And if you’ve done the preparation and you’ve had the tough conversations, then you’ll weather the storm.
If you do get hit, you don’t have to panic about whether your business/reputation is going to be destroyed.
Ensure your insurance covers effective customer engagement
The right insurance is important – both appropriate insurance cover and appropriate business policies.
Make sure it covers how you will communicate with your customers – especially in a data breach
An effective insurance policy will guide you in installing systems that can show:
- What was affected
- Where your systems were affected
- How your systems were affected
- What unusual/extraordinary data amounts were uploaded.
There’s specific information that insurance companies need in the event of a breach. Having this automated with the appropriate tools will enable your IT Services people to quickly supply your insurance company with the information needed to process your claim more quickly.
Automating this information will also mean that your IT Services team will be able to reduce the time they spend on remediation, so you will be back in operation more quickly.
Eight ways to talk to your customers about their data
These are eight steps you can take to talk to your customers about cybersecurity and how you can collaborate with them to protect your business and theirs:
- Audit what data you’re holding about your customers, suppliers and stakeholders. Know what you store, where you store it and how you protect it.
- Start a conversation with your customers about the risks and about your management strategy.
Depending on how many customers you have, this may be a personal, 1-to-1 conversation, or it may need to be a broadcast, using a blog or an article to start the conversation, then seeking the response.
- Talk to them about what you hold, where it’s stored AND what you believe is sensitive. AND ask them what they think is sensitive. See if there are things that aren’t OK and develop new strategies.
- Then talk about what you would do in the event of a breach.
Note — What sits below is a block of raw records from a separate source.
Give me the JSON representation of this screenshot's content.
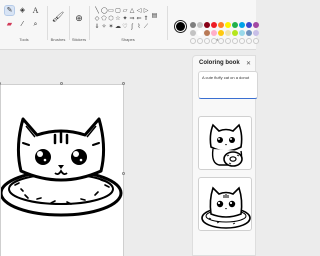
{
  "ribbon": {
    "groups": {
      "tools": "Tools",
      "brushes": "Brushes",
      "stickers": "Stickers",
      "shapes": "Shapes",
      "colors": "Colors"
    },
    "tool_icons": [
      "pencil-icon",
      "fill-bucket-icon",
      "text-icon",
      "eraser-icon",
      "color-picker-icon",
      "magnifier-icon"
    ],
    "shape_glyphs": [
      "╲",
      "◯",
      "▭",
      "▢",
      "▱",
      "△",
      "◁",
      "▷",
      "◇",
      "⬠",
      "⬡",
      "☆",
      "✦",
      "⇒",
      "⇐",
      "⇑",
      "⇓",
      "✧",
      "✶",
      "☁",
      "♡",
      "ʃ",
      "⌇",
      "⟋"
    ],
    "current_color": "#000000",
    "palette": [
      "#7f7f7f",
      "#c3c3c3",
      "#880015",
      "#ed1c24",
      "#ff7f27",
      "#fff200",
      "#22b14c",
      "#00a2e8",
      "#3f48cc",
      "#a349a4",
      "#c3c3c3",
      "#ffffff",
      "#b97a57",
      "#ffaec9",
      "#ffc90e",
      "#efe4b0",
      "#b5e61d",
      "#99d9ea",
      "#7092be",
      "#c8bfe7"
    ]
  },
  "panel": {
    "title": "Coloring book",
    "close_glyph": "✕",
    "prompt": "A cute fluffy cat on a donut"
  }
}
For example, if you hold a credit card number and it’s exfiltrated, how can you work through alternative processes to ensure continued supply.
- Then talk about what THEY might need to do in event of a breach. Give them a simple action plan. For example, cancel the credit card AND closely check the transactions on their card.
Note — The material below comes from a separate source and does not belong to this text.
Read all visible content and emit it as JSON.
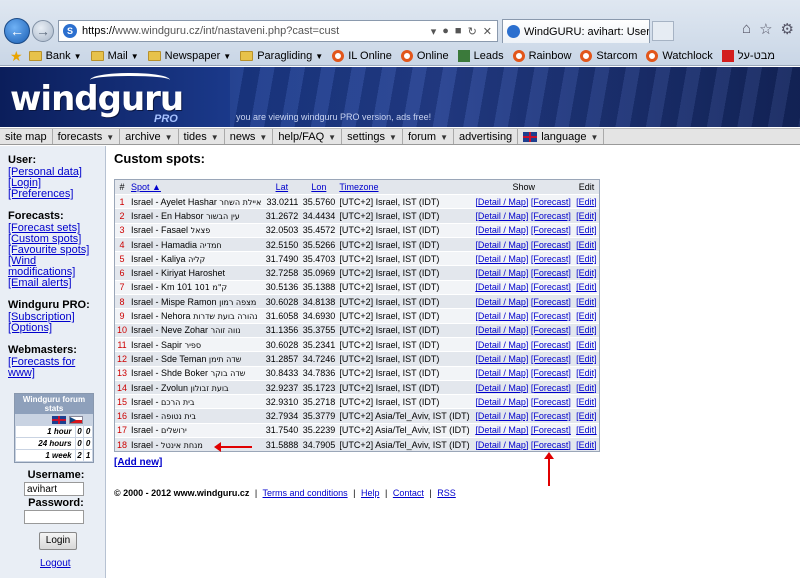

- Make cyber security part of your normal customer onboarding process, so it’s a normal part of doing business with you.
- Keep the security conversation going over time. Normalise the risk management process by doing it regularly – for example, as part of your annual customer review, or at the start of new projects. (Remember the security presentation at the start of each plane flight?)
- Talk about what’s in this for your customer. The numbers are compelling – because a collaborative defence approach can drop your recovery costs after an attack. Studies in the insurance industry show that collaboration reduces forensic and recovery costs on average by a factor of 3 – and by anything up to a factor of 10. If you’re alert, ready to respond and in communication, it’s much quicker to identify attack points and scope.
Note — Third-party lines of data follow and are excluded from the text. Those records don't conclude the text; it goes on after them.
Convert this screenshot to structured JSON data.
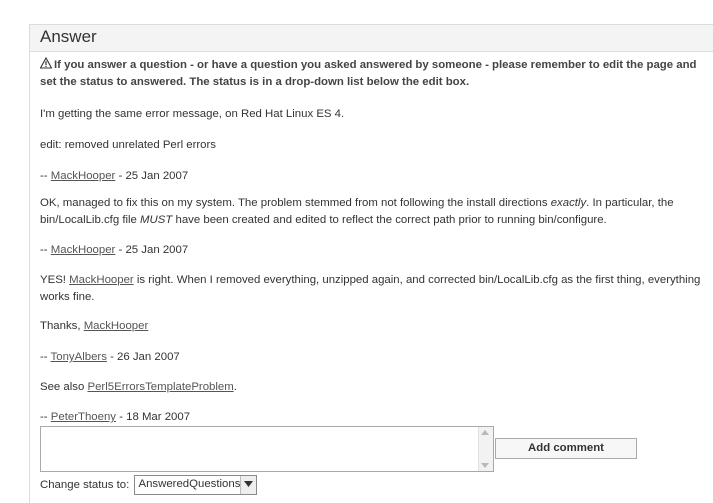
{
  "header": {
    "title": "Answer"
  },
  "notice": "If you answer a question - or have a question you asked answered by someone - please remember to edit the page and set the status to answered. The status is in a drop-down list below the edit box.",
  "comments": {
    "c1": "I'm getting the same error message, on Red Hat Linux ES 4.",
    "c2": "edit: removed unrelated Perl errors",
    "s1": {
      "prefix": "-- ",
      "user": "MackHooper",
      "date": " - 25 Jan 2007"
    },
    "c3": {
      "t1": "OK, managed to fix this on my system. The problem stemmed from not following the install directions ",
      "em1": "exactly",
      "t2": ". In particular, the bin/LocalLib.cfg file ",
      "em2": "MUST",
      "t3": " have been created and edited to reflect the correct path prior to running bin/configure."
    },
    "s2": {
      "prefix": "-- ",
      "user": "MackHooper",
      "date": " - 25 Jan 2007"
    },
    "c4": {
      "t1": "YES! ",
      "user": "MackHooper",
      "t2": " is right. When I removed everything, unzipped again, and corrected bin/LocalLib.cfg as the first thing, everything works fine."
    },
    "c5": {
      "t1": "Thanks, ",
      "user": "MackHooper"
    },
    "s3": {
      "prefix": "-- ",
      "user": "TonyAlbers",
      "date": " - 26 Jan 2007"
    },
    "c6": {
      "t1": "See also ",
      "link": "Perl5ErrorsTemplateProblem",
      "t2": "."
    },
    "s4": {
      "prefix": "-- ",
      "user": "PeterThoeny",
      "date": " - 18 Mar 2007"
    }
  },
  "form": {
    "add_comment_label": "Add comment",
    "status_label": "Change status to:",
    "status_value": "AnsweredQuestions"
  }
}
Above all – have the conversation BEFORE you need to…
Protect your reputation and your customers as well as your operations
Cyber security can be overwhelming – so all too often it gets de-prioritised. Many business people don’t realise the level of risk they’re exposed to and the level of protection they need. They assume that because they have a great support person, they do regular backups, they get regular virus and firewall updates they’re covered.
Good cyber security – the sort of security that will enable your business to survive – requires prioritisation, expertise and schedule. It needs specialist knowledge, regular attention, detailed testing, continuous updates and constant monitoring.
It also benefits from collaboration and communication – so the more prepared you are and the more you talk to your customers about how you’re caring for their data, the lower your risks and the more straightforward any recovery process will be.
If you’re concerned that your cyber security could be inadequate to today’s risk environment, get in touch with Network Overdrive today.